11) Free up the land use planning system so that land use can respond to transport demand. Have a national template of effects based zoning and ditch 60+ district plans. At the same time merge local and regional government and set up super cities. Who runs PT across the commuter catchment shouldn't need to be a political argument because of artificial administrative boundaries.

12) Require parking to be completely unbundled from building provision in dense areas like CBDs. (Idealistically the transport system provider should control all parking so that parking pricing can be used as a secondary demand management mechanism (after congestion tolls) in dense areas like CBDs. Vertical parking structures in the middle of CBD blocks would also be a much better use of expensive CBD land rather than parking buildings & very expensive basements in commercial buildings)

13) Safety - Set national minimum design standards for all transport infrastructure.

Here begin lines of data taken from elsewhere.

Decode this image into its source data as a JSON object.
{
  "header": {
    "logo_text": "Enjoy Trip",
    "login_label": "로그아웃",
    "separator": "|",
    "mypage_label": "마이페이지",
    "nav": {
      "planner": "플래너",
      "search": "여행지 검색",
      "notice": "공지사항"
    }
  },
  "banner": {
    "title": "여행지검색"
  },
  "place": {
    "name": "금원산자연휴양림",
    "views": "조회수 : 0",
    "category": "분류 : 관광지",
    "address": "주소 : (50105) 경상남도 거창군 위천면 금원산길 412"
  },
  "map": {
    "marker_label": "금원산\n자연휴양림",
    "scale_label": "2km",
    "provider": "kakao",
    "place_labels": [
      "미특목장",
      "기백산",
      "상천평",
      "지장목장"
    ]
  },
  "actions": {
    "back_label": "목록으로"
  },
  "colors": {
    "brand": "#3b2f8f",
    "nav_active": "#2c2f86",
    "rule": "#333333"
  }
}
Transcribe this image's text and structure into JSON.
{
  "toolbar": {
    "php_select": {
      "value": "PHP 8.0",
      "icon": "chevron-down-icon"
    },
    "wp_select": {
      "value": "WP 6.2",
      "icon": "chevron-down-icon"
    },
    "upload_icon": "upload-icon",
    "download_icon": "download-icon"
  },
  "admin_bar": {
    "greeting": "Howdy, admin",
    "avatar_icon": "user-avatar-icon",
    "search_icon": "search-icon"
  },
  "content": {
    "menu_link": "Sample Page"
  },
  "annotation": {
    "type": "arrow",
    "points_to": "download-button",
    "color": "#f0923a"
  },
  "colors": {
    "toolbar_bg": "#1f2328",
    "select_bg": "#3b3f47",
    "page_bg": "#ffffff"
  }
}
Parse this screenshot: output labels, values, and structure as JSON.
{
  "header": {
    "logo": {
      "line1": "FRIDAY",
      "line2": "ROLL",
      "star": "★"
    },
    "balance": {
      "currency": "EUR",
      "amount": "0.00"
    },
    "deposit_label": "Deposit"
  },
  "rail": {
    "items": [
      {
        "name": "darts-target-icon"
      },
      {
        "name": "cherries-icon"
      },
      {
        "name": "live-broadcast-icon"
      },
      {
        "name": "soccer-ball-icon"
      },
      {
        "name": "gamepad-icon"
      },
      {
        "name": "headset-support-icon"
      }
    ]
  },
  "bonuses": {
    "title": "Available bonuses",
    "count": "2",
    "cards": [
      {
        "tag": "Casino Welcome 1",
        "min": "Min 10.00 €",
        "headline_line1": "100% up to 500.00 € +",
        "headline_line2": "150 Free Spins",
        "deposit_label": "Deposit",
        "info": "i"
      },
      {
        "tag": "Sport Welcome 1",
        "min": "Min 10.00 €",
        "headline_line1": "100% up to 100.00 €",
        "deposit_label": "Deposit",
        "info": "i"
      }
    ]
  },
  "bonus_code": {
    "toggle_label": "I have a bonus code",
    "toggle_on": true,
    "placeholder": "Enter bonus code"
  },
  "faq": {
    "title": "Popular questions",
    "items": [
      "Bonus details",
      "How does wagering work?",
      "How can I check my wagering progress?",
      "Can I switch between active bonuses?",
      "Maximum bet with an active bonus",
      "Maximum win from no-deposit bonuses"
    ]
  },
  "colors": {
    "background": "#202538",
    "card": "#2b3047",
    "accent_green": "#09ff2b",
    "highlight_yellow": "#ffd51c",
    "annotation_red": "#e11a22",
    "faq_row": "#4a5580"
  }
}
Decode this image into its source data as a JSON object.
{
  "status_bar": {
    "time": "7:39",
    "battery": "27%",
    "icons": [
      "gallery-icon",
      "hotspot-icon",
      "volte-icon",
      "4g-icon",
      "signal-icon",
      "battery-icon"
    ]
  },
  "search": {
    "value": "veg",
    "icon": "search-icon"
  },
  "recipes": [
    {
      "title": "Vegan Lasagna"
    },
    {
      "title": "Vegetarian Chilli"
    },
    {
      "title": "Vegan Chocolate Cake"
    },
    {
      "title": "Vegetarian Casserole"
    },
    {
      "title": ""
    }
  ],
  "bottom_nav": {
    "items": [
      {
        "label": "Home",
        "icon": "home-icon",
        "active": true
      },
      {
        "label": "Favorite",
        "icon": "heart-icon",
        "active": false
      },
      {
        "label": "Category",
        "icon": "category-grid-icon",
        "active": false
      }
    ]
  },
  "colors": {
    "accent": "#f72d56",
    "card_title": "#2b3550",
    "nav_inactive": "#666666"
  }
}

For new all roads this would require the provision of footpaths, off road cycle lanes, flush or solid medians and traffic lanes (bus lanes where needed). Parking would be provided last as is optional. This means that the minimum road corridors would need to be more than the current 20m - this would be consistent with the one network approach.

14) Safety - Road retrofits - have to meet the new minimum road design standard above. If there is not enough space (i.e. too expensive to do) the parking goes first.

15) Safety - Adopt signal timings which show a flashing green before the solid green and yellow. This reduces the dilemma zone substantially as well as the likelihood of red light running

16) Safety - Adopt approach based traffic signal phasing for new roads (& require for retrofits). This means no filtering traffic and exclusive phasing for cyclist and pedestrians without filtering traffic. This design is optimized if left turn slip lanes are also provided & have speed tables or humps (Its going to be a long time before the full fleet is autonomous)

Thoughtful reply! Excuse the short replies. I'm exhausted.

1) Using the ferry terminal is a private good - you can't use it without paying. There are no wider economic benefits. It's all to freight companies and other travellers. They could levy a terminal and the terminal pass it onto users.

2) I'm unsure. Method for calculating is pretty well regarded.

3) Yep!

4) Agree on some social provision - but that (as compared to the congestion aspect) should come from general taxation rather than drivers.

5) Yes.

6) Yes.

7) Yes. And without expensive other policies like EV subsidies (something I'm not keen on from the new Govt...if it happens...or the old govt for that matter).

8) Yes.

9) Yes, but should be able to do that now. Road pricing doesn't need to be perfectly accurate.

10) Not familiar with this.

11) - 16) Not my area.